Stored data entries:
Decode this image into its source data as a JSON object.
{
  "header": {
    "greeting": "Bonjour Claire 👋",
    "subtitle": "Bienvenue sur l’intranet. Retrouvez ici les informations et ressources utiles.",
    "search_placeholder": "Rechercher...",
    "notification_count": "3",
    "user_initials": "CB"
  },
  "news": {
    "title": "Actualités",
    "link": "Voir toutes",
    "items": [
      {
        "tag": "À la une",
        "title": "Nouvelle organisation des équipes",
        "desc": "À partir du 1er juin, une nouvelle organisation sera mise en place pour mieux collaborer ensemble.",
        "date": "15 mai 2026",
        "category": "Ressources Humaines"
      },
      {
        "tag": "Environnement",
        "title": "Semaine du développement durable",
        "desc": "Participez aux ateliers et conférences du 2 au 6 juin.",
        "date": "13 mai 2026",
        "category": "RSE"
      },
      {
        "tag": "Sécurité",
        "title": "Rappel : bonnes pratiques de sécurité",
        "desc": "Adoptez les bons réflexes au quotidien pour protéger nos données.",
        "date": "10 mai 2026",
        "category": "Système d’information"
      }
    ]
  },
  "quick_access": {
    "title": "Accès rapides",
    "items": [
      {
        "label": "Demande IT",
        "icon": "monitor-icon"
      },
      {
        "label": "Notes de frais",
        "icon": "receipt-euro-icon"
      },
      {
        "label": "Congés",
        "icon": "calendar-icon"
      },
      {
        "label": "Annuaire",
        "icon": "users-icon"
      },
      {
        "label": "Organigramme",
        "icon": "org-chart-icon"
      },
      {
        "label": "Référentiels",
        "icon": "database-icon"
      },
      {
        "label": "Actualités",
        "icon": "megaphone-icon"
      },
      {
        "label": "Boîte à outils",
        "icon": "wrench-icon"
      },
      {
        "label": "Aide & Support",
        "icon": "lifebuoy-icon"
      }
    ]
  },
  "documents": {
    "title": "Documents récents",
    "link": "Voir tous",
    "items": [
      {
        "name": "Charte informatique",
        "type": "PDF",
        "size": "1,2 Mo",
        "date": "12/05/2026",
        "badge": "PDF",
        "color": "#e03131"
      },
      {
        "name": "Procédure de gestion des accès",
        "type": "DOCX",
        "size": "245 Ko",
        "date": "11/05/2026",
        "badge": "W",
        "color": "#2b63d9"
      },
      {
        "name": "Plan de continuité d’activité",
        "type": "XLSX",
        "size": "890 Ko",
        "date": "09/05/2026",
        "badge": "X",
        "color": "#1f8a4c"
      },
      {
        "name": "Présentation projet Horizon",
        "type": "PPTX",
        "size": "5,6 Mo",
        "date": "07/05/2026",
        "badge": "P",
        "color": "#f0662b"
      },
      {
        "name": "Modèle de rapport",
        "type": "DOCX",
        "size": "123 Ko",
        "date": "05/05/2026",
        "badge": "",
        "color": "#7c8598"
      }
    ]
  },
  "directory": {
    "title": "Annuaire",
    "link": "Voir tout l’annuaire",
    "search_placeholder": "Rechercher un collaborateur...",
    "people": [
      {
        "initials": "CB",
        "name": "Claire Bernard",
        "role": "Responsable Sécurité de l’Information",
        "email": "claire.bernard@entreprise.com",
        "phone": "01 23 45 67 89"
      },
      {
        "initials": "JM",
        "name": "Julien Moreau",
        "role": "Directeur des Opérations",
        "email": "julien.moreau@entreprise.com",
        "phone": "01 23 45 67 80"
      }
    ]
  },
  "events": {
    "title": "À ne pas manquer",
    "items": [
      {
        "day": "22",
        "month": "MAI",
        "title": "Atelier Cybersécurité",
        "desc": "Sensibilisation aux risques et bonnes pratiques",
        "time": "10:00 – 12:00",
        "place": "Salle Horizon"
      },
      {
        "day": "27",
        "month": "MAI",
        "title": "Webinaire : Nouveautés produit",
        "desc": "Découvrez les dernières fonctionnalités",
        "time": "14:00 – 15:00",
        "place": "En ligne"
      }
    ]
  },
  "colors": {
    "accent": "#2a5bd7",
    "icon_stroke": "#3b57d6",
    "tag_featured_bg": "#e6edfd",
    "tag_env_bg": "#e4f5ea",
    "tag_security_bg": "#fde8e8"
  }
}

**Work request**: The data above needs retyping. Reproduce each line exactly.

**Answer for the task**:
Decode this image into its source data as a JSON object.
{
  "header": {
    "greeting": "Bonjour Claire 👋",
    "subtitle": "Bienvenue sur l’intranet. Retrouvez ici les informations et ressources utiles.",
    "search_placeholder": "Rechercher...",
    "notification_count": "3",
    "user_initials": "CB"
  },
  "news": {
    "title": "Actualités",
    "link": "Voir toutes",
    "items": [
      {
        "tag": "À la une",
        "title": "Nouvelle organisation des équipes",
        "desc": "À partir du 1er juin, une nouvelle organisation sera mise en place pour mieux collaborer ensemble.",
        "date": "15 mai 2026",
        "category": "Ressources Humaines"
      },
      {
        "tag": "Environnement",
        "title": "Semaine du développement durable",
        "desc": "Participez aux ateliers et conférences du 2 au 6 juin.",
        "date": "13 mai 2026",
        "category": "RSE"
      },
      {
        "tag": "Sécurité",
        "title": "Rappel : bonnes pratiques de sécurité",
        "desc": "Adoptez les bons réflexes au quotidien pour protéger nos données.",
        "date": "10 mai 2026",
        "category": "Système d’information"
      }
    ]
  },
  "quick_access": {
    "title": "Accès rapides",
    "items": [
      {
        "label": "Demande IT",
        "icon": "monitor-icon"
      },
      {
        "label": "Notes de frais",
        "icon": "receipt-euro-icon"
      },
      {
        "label": "Congés",
        "icon": "calendar-icon"
      },
      {
        "label": "Annuaire",
        "icon": "users-icon"
      },
      {
        "label": "Organigramme",
        "icon": "org-chart-icon"
      },
      {
        "label": "Référentiels",
        "icon": "database-icon"
      },
      {
        "label": "Actualités",
        "icon": "megaphone-icon"
      },
      {
        "label": "Boîte à outils",
        "icon": "wrench-icon"
      },
      {
        "label": "Aide & Support",
        "icon": "lifebuoy-icon"
      }
    ]
  },
  "documents": {
    "title": "Documents récents",
    "link": "Voir tous",
    "items": [
      {
        "name": "Charte informatique",
        "type": "PDF",
        "size": "1,2 Mo",
        "date": "12/05/2026",
        "badge": "PDF",
        "color": "#e03131"
      },
      {
        "name": "Procédure de gestion des accès",
        "type": "DOCX",
        "size": "245 Ko",
        "date": "11/05/2026",
        "badge": "W",
        "color": "#2b63d9"
      },
      {
        "name": "Plan de continuité d’activité",
        "type": "XLSX",
        "size": "890 Ko",
        "date": "09/05/2026",
        "badge": "X",
        "color": "#1f8a4c"
      },
      {
        "name": "Présentation projet Horizon",
        "type": "PPTX",
        "size": "5,6 Mo",
        "date": "07/05/2026",
        "badge": "P",
        "color": "#f0662b"
      },
      {
        "name": "Modèle de rapport",
        "type": "DOCX",
        "size": "123 Ko",
        "date": "05/05/2026",
        "badge": "",
        "color": "#7c8598"
      }
    ]
  },
  "directory": {
    "title": "Annuaire",
    "link": "Voir tout l’annuaire",
    "search_placeholder": "Rechercher un collaborateur...",
    "people": [
      {
        "initials": "CB",
        "name": "Claire Bernard",
        "role": "Responsable Sécurité de l’Information",
        "email": "claire.bernard@entreprise.com",
        "phone": "01 23 45 67 89"
      },
      {
        "initials": "JM",
        "name": "Julien Moreau",
        "role": "Directeur des Opérations",
        "email": "julien.moreau@entreprise.com",
        "phone": "01 23 45 67 80"
      }
    ]
  },
  "events": {
    "title": "À ne pas manquer",
    "items": [
      {
        "day": "22",
        "month": "MAI",
        "title": "Atelier Cybersécurité",
        "desc": "Sensibilisation aux risques et bonnes pratiques",
        "time": "10:00 – 12:00",
        "place": "Salle Horizon"
      },
      {
        "day": "27",
        "month": "MAI",
        "title": "Webinaire : Nouveautés produit",
        "desc": "Découvrez les dernières fonctionnalités",
        "time": "14:00 – 15:00",
        "place": "En ligne"
      }
    ]
  },
  "colors": {
    "accent": "#2a5bd7",
    "icon_stroke": "#3b57d6",
    "tag_featured_bg": "#e6edfd",
    "tag_env_bg": "#e4f5ea",
    "tag_security_bg": "#fde8e8"
  }
}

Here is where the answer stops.